Data records for software interfaces:

*** Begin section ***

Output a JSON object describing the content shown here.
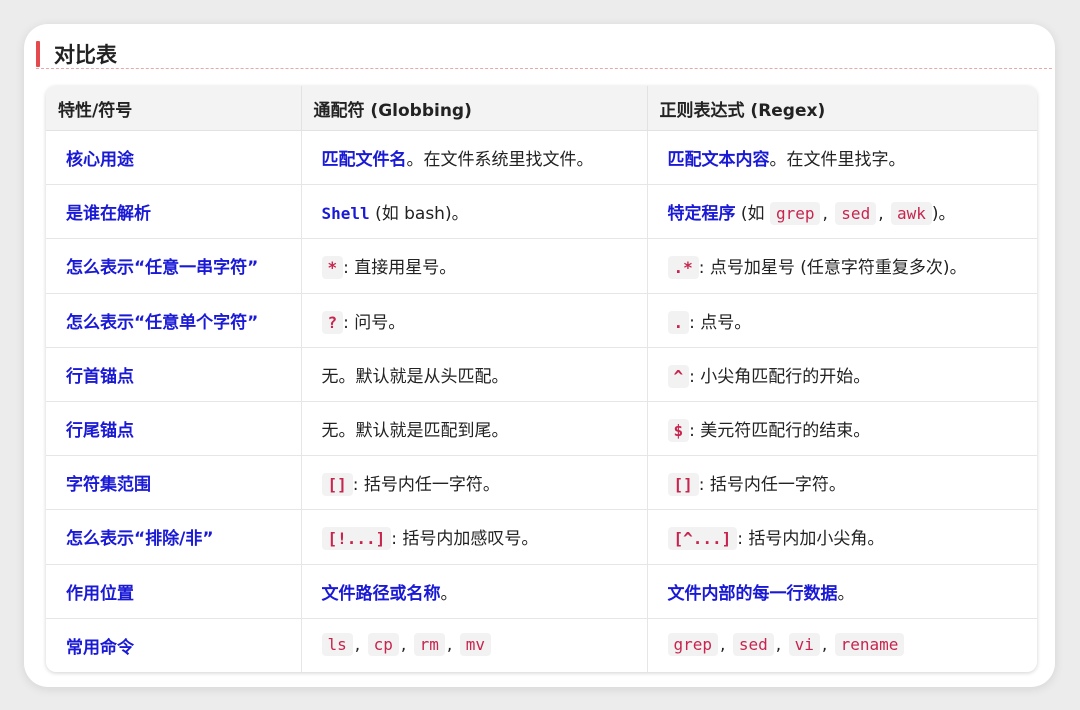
{
  "title": "对比表",
  "headers": [
    "特性/符号",
    "通配符 (Globbing)",
    "正则表达式 (Regex)"
  ],
  "rows": [
    {
      "feature": "核心用途",
      "glob": {
        "bold": "匹配文件名",
        "text": "。在文件系统里找文件。"
      },
      "regex": {
        "bold": "匹配文本内容",
        "text": "。在文件里找字。"
      }
    },
    {
      "feature": "是谁在解析",
      "glob": {
        "bold": "Shell",
        "text": " (如 bash)。"
      },
      "regex": {
        "bold": "特定程序",
        "pre": " (如 ",
        "codes": [
          "grep",
          "sed",
          "awk"
        ],
        "post": ")。"
      }
    },
    {
      "feature": "怎么表示“任意一串字符”",
      "glob": {
        "code": "*",
        "text": ": 直接用星号。"
      },
      "regex": {
        "code": ".*",
        "text": ": 点号加星号 (任意字符重复多次)。"
      }
    },
    {
      "feature": "怎么表示“任意单个字符”",
      "glob": {
        "code": "?",
        "text": ": 问号。"
      },
      "regex": {
        "code": ".",
        "text": ": 点号。"
      }
    },
    {
      "feature": "行首锚点",
      "glob": {
        "text": "无。默认就是从头匹配。"
      },
      "regex": {
        "code": "^",
        "text": ": 小尖角匹配行的开始。"
      }
    },
    {
      "feature": "行尾锚点",
      "glob": {
        "text": "无。默认就是匹配到尾。"
      },
      "regex": {
        "code": "$",
        "text": ": 美元符匹配行的结束。"
      }
    },
    {
      "feature": "字符集范围",
      "glob": {
        "code": "[]",
        "text": ": 括号内任一字符。"
      },
      "regex": {
        "code": "[]",
        "text": ": 括号内任一字符。"
      }
    },
    {
      "feature": "怎么表示“排除/非”",
      "glob": {
        "code": "[!...]",
        "text": ": 括号内加感叹号。"
      },
      "regex": {
        "code": "[^...]",
        "text": ": 括号内加小尖角。"
      }
    },
    {
      "feature": "作用位置",
      "glob": {
        "bold": "文件路径或名称",
        "text": "。"
      },
      "regex": {
        "bold": "文件内部的每一行数据",
        "text": "。"
      }
    },
    {
      "feature": "常用命令",
      "glob": {
        "codes": [
          "ls",
          "cp",
          "rm",
          "mv"
        ]
      },
      "regex": {
        "codes": [
          "grep",
          "sed",
          "vi",
          "rename"
        ]
      }
    }
  ],
  "separator": ",",
  "colors": {
    "accent": "#e5484d",
    "feature": "#1a1ad6",
    "code": "#c7254e",
    "code_bg": "#f2f2f2",
    "header_bg": "#f3f3f3"
  }
}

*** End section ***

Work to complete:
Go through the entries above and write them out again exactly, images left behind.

Written response:
Output a JSON object describing the content shown here.
{
  "title": "对比表",
  "headers": [
    "特性/符号",
    "通配符 (Globbing)",
    "正则表达式 (Regex)"
  ],
  "rows": [
    {
      "feature": "核心用途",
      "glob": {
        "bold": "匹配文件名",
        "text": "。在文件系统里找文件。"
      },
      "regex": {
        "bold": "匹配文本内容",
        "text": "。在文件里找字。"
      }
    },
    {
      "feature": "是谁在解析",
      "glob": {
        "bold": "Shell",
        "text": " (如 bash)。"
      },
      "regex": {
        "bold": "特定程序",
        "pre": " (如 ",
        "codes": [
          "grep",
          "sed",
          "awk"
        ],
        "post": ")。"
      }
    },
    {
      "feature": "怎么表示“任意一串字符”",
      "glob": {
        "code": "*",
        "text": ": 直接用星号。"
      },
      "regex": {
        "code": ".*",
        "text": ": 点号加星号 (任意字符重复多次)。"
      }
    },
    {
      "feature": "怎么表示“任意单个字符”",
      "glob": {
        "code": "?",
        "text": ": 问号。"
      },
      "regex": {
        "code": ".",
        "text": ": 点号。"
      }
    },
    {
      "feature": "行首锚点",
      "glob": {
        "text": "无。默认就是从头匹配。"
      },
      "regex": {
        "code": "^",
        "text": ": 小尖角匹配行的开始。"
      }
    },
    {
      "feature": "行尾锚点",
      "glob": {
        "text": "无。默认就是匹配到尾。"
      },
      "regex": {
        "code": "$",
        "text": ": 美元符匹配行的结束。"
      }
    },
    {
      "feature": "字符集范围",
      "glob": {
        "code": "[]",
        "text": ": 括号内任一字符。"
      },
      "regex": {
        "code": "[]",
        "text": ": 括号内任一字符。"
      }
    },
    {
      "feature": "怎么表示“排除/非”",
      "glob": {
        "code": "[!...]",
        "text": ": 括号内加感叹号。"
      },
      "regex": {
        "code": "[^...]",
        "text": ": 括号内加小尖角。"
      }
    },
    {
      "feature": "作用位置",
      "glob": {
        "bold": "文件路径或名称",
        "text": "。"
      },
      "regex": {
        "bold": "文件内部的每一行数据",
        "text": "。"
      }
    },
    {
      "feature": "常用命令",
      "glob": {
        "codes": [
          "ls",
          "cp",
          "rm",
          "mv"
        ]
      },
      "regex": {
        "codes": [
          "grep",
          "sed",
          "vi",
          "rename"
        ]
      }
    }
  ],
  "separator": ",",
  "colors": {
    "accent": "#e5484d",
    "feature": "#1a1ad6",
    "code": "#c7254e",
    "code_bg": "#f2f2f2",
    "header_bg": "#f3f3f3"
  }
}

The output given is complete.